Industrial Casters with Brakes: 3 Ways to Choose the Best Caster and Brake Pair

Industrial Casters with Brakes: 3 Ways to Choose the Best Caster and Brake PairIndustrial casters are not all about movement. True – the most important thing a caster does for you is to get what you are moving from Point A to Point B, but what happens when you get to Point B? Usually, you want your caster-borne item to stay there. This is where a brake comes in handy.

You might think that choosing the right type of brake is easy, but selecting the best brake depends on the type of caster you use, and the application where the casters are being used.

Here are some ways in which you can decide which type of caster and brake pair is right for you.

Do You Need to Stop the Casters from Moving?

This might seem like a slight no-brainer. Of course you do not want your casters to be moving all the time. But if you work on a level production floor, then the weight of the item the casters transport is usually sufficient to stop the items from moving. Remember, casters are not designed to turn your items or pieces of equipment into freewheeling carts able to zoom along at incredible speeds. They are simply designed to make the items they are used on easier to transport.

However, if you require higher levels of safety (such as in a medical or food preparation environment) or your items are stored on non-horizontal floors, then you are going to want brakes.

There are two main brake types that will keep your items where they are meant to be. These are friction brakes and tread-lock brakes.

The friction brake sits on the side of the caster and when engaged, presses against the side of the wheel to hold it in place. This type of brake is only really useful for locking your items in place when you want them to stay put.

A tread-lock brake sits above the wheel, and presses down on the actual tread. These types of brakes are useful for slowing the speed of your items, as well as locking them into position. The only negative aspect of a tread-lock brake is that its effectiveness is dependent upon the condition of the caster’s tread. If your casters are worn, then tread-lock brakes will not serve their intended purpose.

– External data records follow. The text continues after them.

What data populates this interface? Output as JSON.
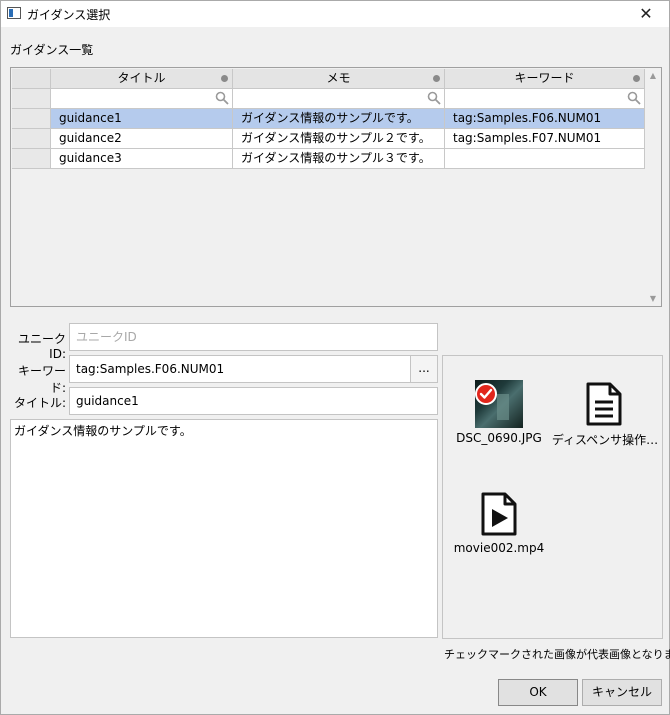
{
  "window": {
    "title": "ガイダンス選択",
    "close_glyph": "✕"
  },
  "list_section": {
    "label": "ガイダンス一覧",
    "columns": [
      "タイトル",
      "メモ",
      "キーワード"
    ],
    "rows": [
      {
        "title": "guidance1",
        "memo": "ガイダンス情報のサンプルです。",
        "keyword": "tag:Samples.F06.NUM01",
        "selected": true
      },
      {
        "title": "guidance2",
        "memo": "ガイダンス情報のサンプル２です。",
        "keyword": "tag:Samples.F07.NUM01",
        "selected": false
      },
      {
        "title": "guidance3",
        "memo": "ガイダンス情報のサンプル３です。",
        "keyword": "",
        "selected": false
      }
    ]
  },
  "form": {
    "unique_id_label": "ユニークID:",
    "unique_id_placeholder": "ユニークID",
    "keyword_label": "キーワード:",
    "keyword_value": "tag:Samples.F06.NUM01",
    "browse_label": "...",
    "title_label": "タイトル:",
    "title_value": "guidance1",
    "memo_value": "ガイダンス情報のサンプルです。"
  },
  "media": {
    "items": [
      {
        "name": "DSC_0690.JPG",
        "icon": "photo-thumbnail",
        "checked": true
      },
      {
        "name": "ディスペンサ操作…",
        "icon": "document-icon",
        "checked": false
      },
      {
        "name": "movie002.mp4",
        "icon": "video-file-icon",
        "checked": false
      }
    ],
    "note": "チェックマークされた画像が代表画像となります。"
  },
  "buttons": {
    "ok": "OK",
    "cancel": "キャンセル"
  },
  "colors": {
    "selected_row": "#b5cbed",
    "check_badge": "#e1261c",
    "background": "#f0f0f0"
  }
}
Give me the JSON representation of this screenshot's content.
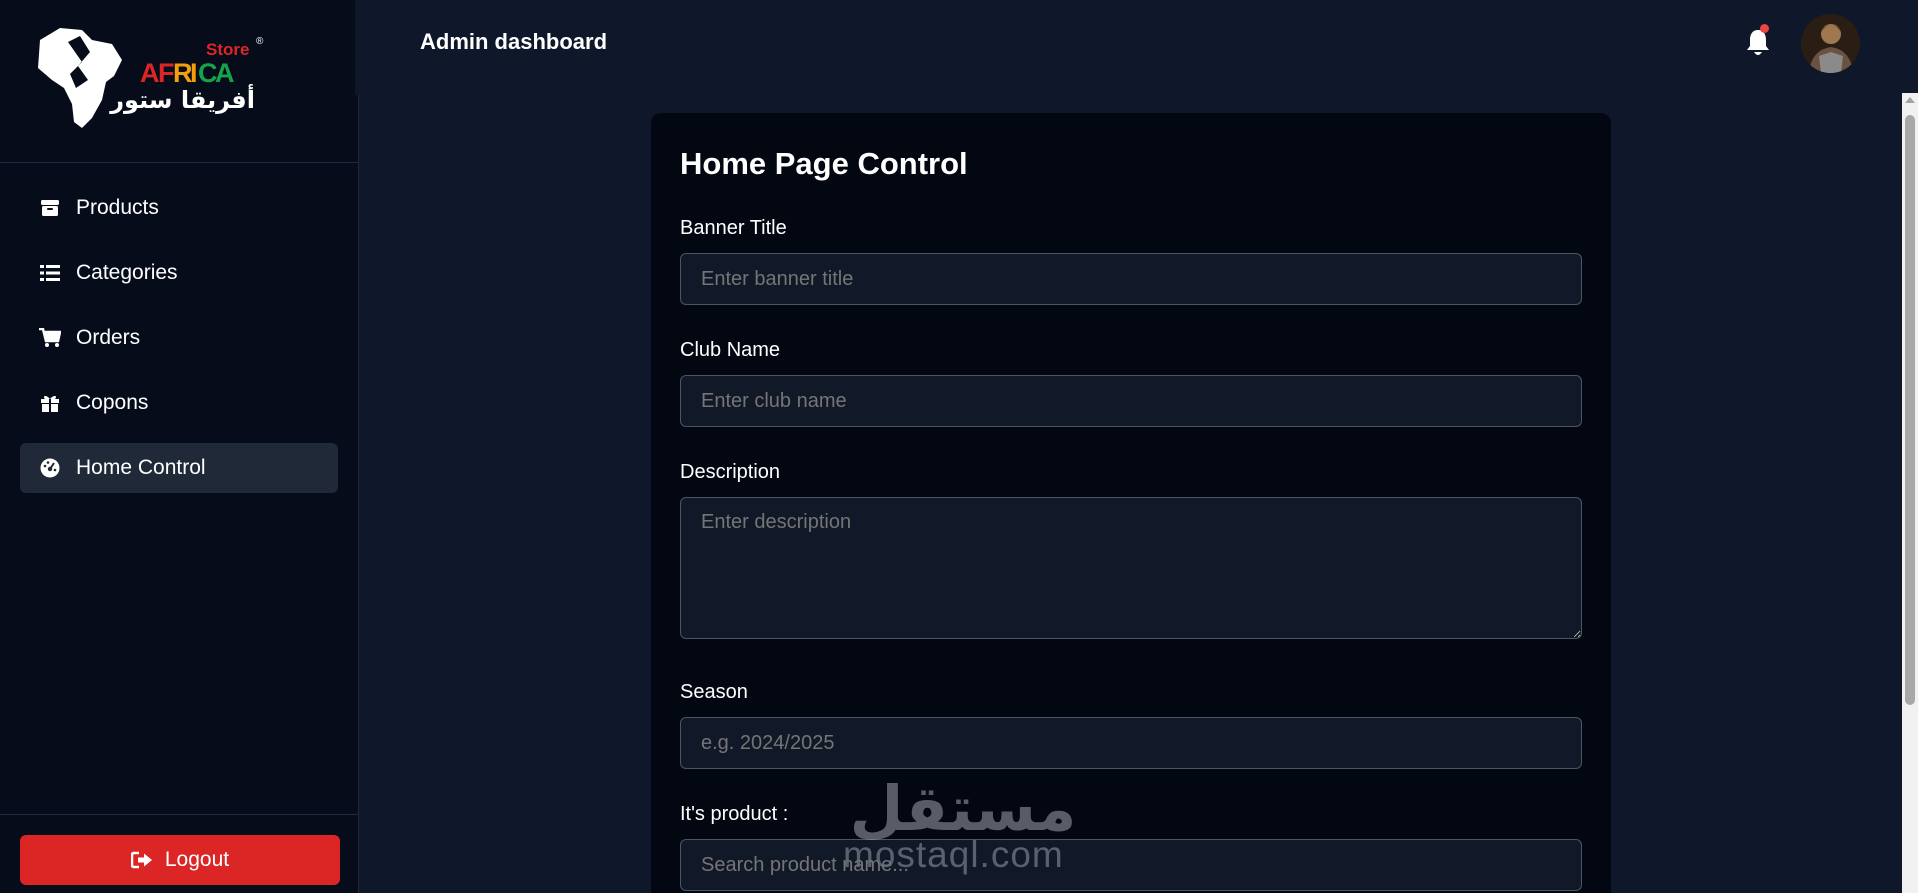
{
  "brand": {
    "store": "Store",
    "registered": "®",
    "name_letters": [
      "A",
      "F",
      "R",
      "I",
      "C",
      "A"
    ],
    "name_colors": [
      "#dc2626",
      "#dc2626",
      "#f59e0b",
      "#f59e0b",
      "#16a34a",
      "#16a34a"
    ],
    "arabic": "أفريقا ستور",
    "store_color": "#dc2626"
  },
  "sidebar": {
    "items": [
      {
        "label": "Products",
        "icon": "box-icon",
        "active": false
      },
      {
        "label": "Categories",
        "icon": "list-icon",
        "active": false
      },
      {
        "label": "Orders",
        "icon": "cart-icon",
        "active": false
      },
      {
        "label": "Copons",
        "icon": "gift-icon",
        "active": false
      },
      {
        "label": "Home Control",
        "icon": "gauge-icon",
        "active": true
      }
    ],
    "logout_label": "Logout",
    "logout_color": "#dc2626"
  },
  "header": {
    "title": "Admin dashboard",
    "notification_dot_color": "#ef4444"
  },
  "form": {
    "title": "Home Page Control",
    "banner_title": {
      "label": "Banner Title",
      "placeholder": "Enter banner title"
    },
    "club_name": {
      "label": "Club Name",
      "placeholder": "Enter club name"
    },
    "description": {
      "label": "Description",
      "placeholder": "Enter description"
    },
    "season": {
      "label": "Season",
      "placeholder": "e.g. 2024/2025"
    },
    "product": {
      "label": "It's product :",
      "placeholder": "Search product name..."
    }
  },
  "watermark": {
    "arabic": "مستقل",
    "latin": "mostaql.com"
  }
}
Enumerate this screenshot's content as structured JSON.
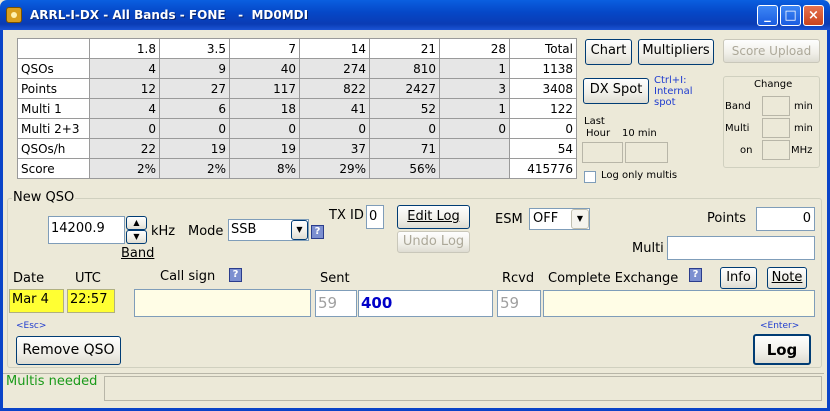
{
  "window": {
    "title": "ARRL-I-DX - All Bands - FONE   -  MD0MDI"
  },
  "stats_table": {
    "headers": [
      "",
      "1.8",
      "3.5",
      "7",
      "14",
      "21",
      "28",
      "Total"
    ],
    "rows": [
      {
        "label": "QSOs",
        "values": [
          "4",
          "9",
          "40",
          "274",
          "810",
          "1",
          "1138"
        ]
      },
      {
        "label": "Points",
        "values": [
          "12",
          "27",
          "117",
          "822",
          "2427",
          "3",
          "3408"
        ]
      },
      {
        "label": "Multi 1",
        "values": [
          "4",
          "6",
          "18",
          "41",
          "52",
          "1",
          "122"
        ]
      },
      {
        "label": "Multi 2+3",
        "values": [
          "0",
          "0",
          "0",
          "0",
          "0",
          "0",
          "0"
        ]
      },
      {
        "label": "QSOs/h",
        "values": [
          "22",
          "19",
          "19",
          "37",
          "71",
          "",
          "54"
        ]
      },
      {
        "label": "Score",
        "values": [
          "2%",
          "2%",
          "8%",
          "29%",
          "56%",
          "",
          "415776"
        ]
      }
    ]
  },
  "right_panel": {
    "chart_label": "Chart",
    "multipliers_label": "Multipliers",
    "score_upload_label": "Score Upload",
    "dx_spot_label": "DX Spot",
    "dx_spot_hint_line1": "Ctrl+I:",
    "dx_spot_hint_line2": "Internal",
    "dx_spot_hint_line3": "spot",
    "last_hour_line1": "Last",
    "last_hour_line2": "Hour",
    "ten_min_label": "10 min",
    "log_only_multis_label": "Log only multis",
    "change_title": "Change",
    "change_band_label": "Band",
    "change_multi_label": "Multi",
    "change_on_label": "on",
    "min_label_1": "min",
    "min_label_2": "min",
    "mhz_label": "MHz"
  },
  "new_qso": {
    "group_label": "New QSO",
    "frequency": "14200.9",
    "khz_label": "kHz",
    "band_label": "Band",
    "mode_label": "Mode",
    "mode_value": "SSB",
    "txid_label": "TX ID",
    "txid_value": "0",
    "edit_log_label": "Edit Log",
    "undo_log_label": "Undo Log",
    "esm_label": "ESM",
    "esm_value": "OFF",
    "points_label": "Points",
    "points_value": "0",
    "multi_label": "Multi",
    "multi_value": "",
    "date_label": "Date",
    "utc_label": "UTC",
    "date_value": "Mar 4",
    "utc_value": "22:57",
    "callsign_label": "Call sign",
    "callsign_value": "",
    "sent_label": "Sent",
    "sent_rst": "59",
    "sent_exchange": "400",
    "rcvd_label": "Rcvd",
    "rcvd_rst": "59",
    "complete_exchange_label": "Complete Exchange",
    "exchange_value": "",
    "info_label": "Info",
    "note_label": "Note",
    "esc_hint": "<Esc>",
    "enter_hint": "<Enter>",
    "remove_qso_label": "Remove QSO",
    "log_label": "Log",
    "help_glyph": "?"
  },
  "status_bar": {
    "text": "Multis needed",
    "text_color": "#1a9a1a"
  },
  "colors": {
    "title_blue": "#0548c8",
    "highlight_yellow": "#ffff33",
    "exchange_blue": "#0000c8"
  }
}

Do You Need Your Items to be Easier to Control?

In most applications, having casters to make items easy to transport is their main purpose. However, in some facilities accurate steering is essential. Hazardous environments, or production facilities where space is at a premium usually requires transported items that are easy to control.

Swivel-mounted casters make for the best maneuverability. Casters that are swivel-mounted are free to turn 360 degrees, which means they can be steered in any direction possible. Sometimes this can create maneuverability issues if the condition of the caster deteriorates – everyone at some time faces a similar battle with a non-cooperative shopping cart!

A swivel-mounted caster needs a different type of brake, known as a directional lock brake. This type of brake doesn’t stop the caster, but it does stop the caster from turning in a certain direction.

The purpose of such a brake is clear – when you want free movement of your caster-mounted item, then you can disengage the brake. When you want your caster-mounted item to travel in a specific direction, then you can engage the brake.

Do You Want Complete Control Over Your Caster-Mounted Item?

Sometimes just being able to stop or slow your caster-mounted items isn’t enough. Sometimes having complete directional control over your caster-mounted items isn’t enough. There are occasions when you want complete and utter control, which means you want a brake and caster pairing that enables you to be in command of your equipment at all times.

A total lock brake gives you complete control over your caster-mounted item.

On such occasions you need a total lock brake and caster combination. These are a combination of a directional lock and a friction/tread lock. When you want to steer your item in a specific direction, then you apply the directional aspect of the brake. When you want to make sure your item remains in place, you apply the frictional/tread lock aspect of the brake.

Some Examples of the Best Brake and Caster Lock Combinations

Virtually all of Colson’s casters can be supplied in tandem with a suitable brake. Swivel lock brakes are available as hand-operated models on the Colson 4, 6, 7 and 8 Series, while foot-activated models are available on the 4 series only.

Colson’s hand-operated swivel locks can cope with load capacities of up to 6,000 lbs. When engaged, the swivel lock converts a swivel caster to a rigid one. This allows for better control and steering where necessary.

Foot-activated swivel locks can cope with capacities of up to 1,500 lbs. When you want to engage the lock, you simply step down on the foot pedal to lock a pin into one of four available slots. Each slot is set at 90 degrees in comparison to the two slot positions on either side of it, meaning that the swivel caster can be locked into any one of four directions. This means you do not have to maneuver your caster-mounted item into a specific position before engaging the lock.

Douglas Equipment: Your Selection for Great Breaks for Your Caster

Choosing the right combination of caster and brake is crucial to the productivity of your business and is something that cannot be left to chance. To make certain that you make the best decision for your company, contact the experienced sales support team here at Douglas Equipment. We are on hand to answer all your questions and to present you with the best options for your specific needs. You can call us any time toll free at 1-800-451-0030, or reach out to us through our online contact form. We look for developing a long term relationship with you and your business.